For all of our oneness in spirit, the touchstone of human interaction begins with the human community. And that is why the fourth dimension of reconciliation is political. Different kinds of conflict require different forms and ways of reconciliation. Political reconciliation is not dependent on the kind of intimacy that other forms of reconciliation may demand. Rather statecraft and politics require peaceful co-existence. Forgiveness may come later, after the creation of confidence and the building of trust. Vincencio likes to tell the story of a Danka elder who in reflecting on the Sudanese conflict said, “Reconciliation begins by agreeing to sit under the same tree with your enemy, to find a way of addressing the conflict.” At one level, this may mean simply to stop killing one another. On another level, it involves a willingness to work together with one’s enemies and adversaries in pursuit of a solution that is not yet at hand. Although this sense of reconciliation is incomplete, it does interrupt cycles of conflict and lay the groundwork for something deeper and different.
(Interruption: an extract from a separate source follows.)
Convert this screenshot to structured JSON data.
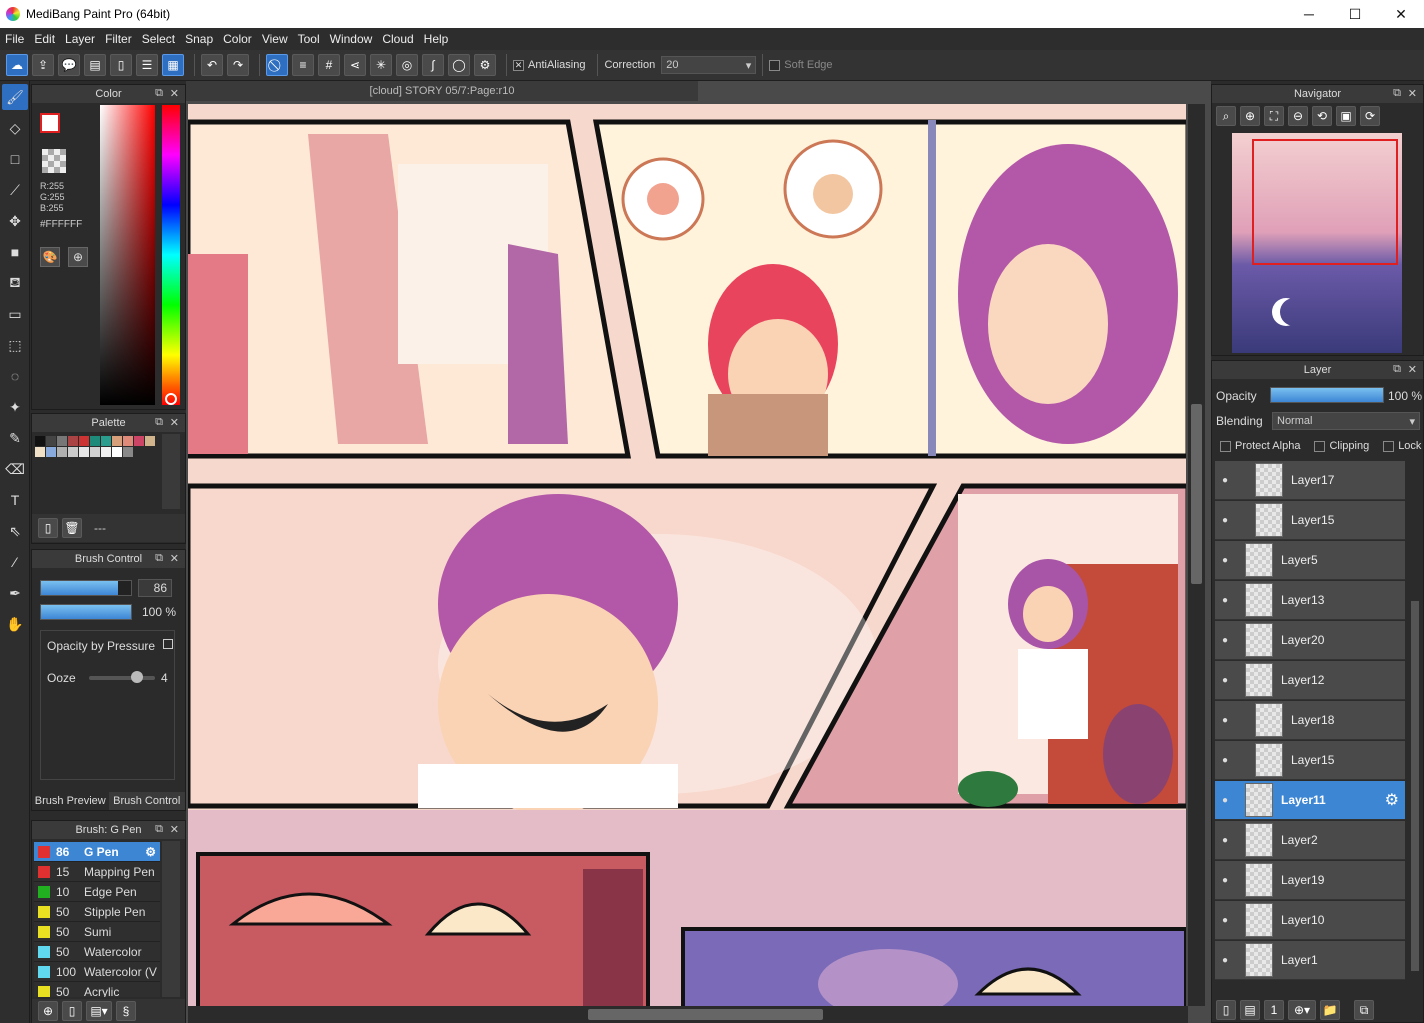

It is in Nelson Mandela’s words an attempt to resolve conflicts by the use of our brains rather than our blood.


Finally, the leader of the future must be also a purveyor of hope. We are living through a historical epic that psychologists call a period of free-floating anxiety. The period immediately after 9/11 was such a moment. The period after the assassinations of John F. Kennedy, Martin Luther King and Robert Kennedy was such a moment. But the anxiety we feel now is not the result of one event, but a confluence of events. It is anxiety about what the wars are doing to our soul as a people; anxiety about coping with the near collapse of our economy; anxiety about the increasing disparity between work and reward; anxiety about the frequency of hurricanes which remind us that disaster is no longer an aberration or an abnormal event, but the new normal.


So in the end, we need and want leaders who are purveyors of hope; leaders who can look beyond what they see and imagine alternative possibilities. Hope is, for them, not so much an act of memory as an act of imagination and courage. It is the realization that what we can imagine we can probably create. Optimism is the ability to look at the evidence and infer that things are going to get better. Hope is the ability to look beyond the evidence and to see something deeper and different.


Vaclav Havel put it best when he said, “I am not an optimist because I do not believe that every thing ends well. I am not a pessimist because I do not believe that everything ends badly. But I could not accomplish any thing if I did not have hope within me, for the gift of hope is as big a gift as the gift of life itself.” When you find a leader who is a purveyor of hope, one who understands that the gift of hope is as big a gift as the gift of life itself, you will find someone who comes around rarely in a generation, but one who, like Nelson Mandela, lifts us into our better selves.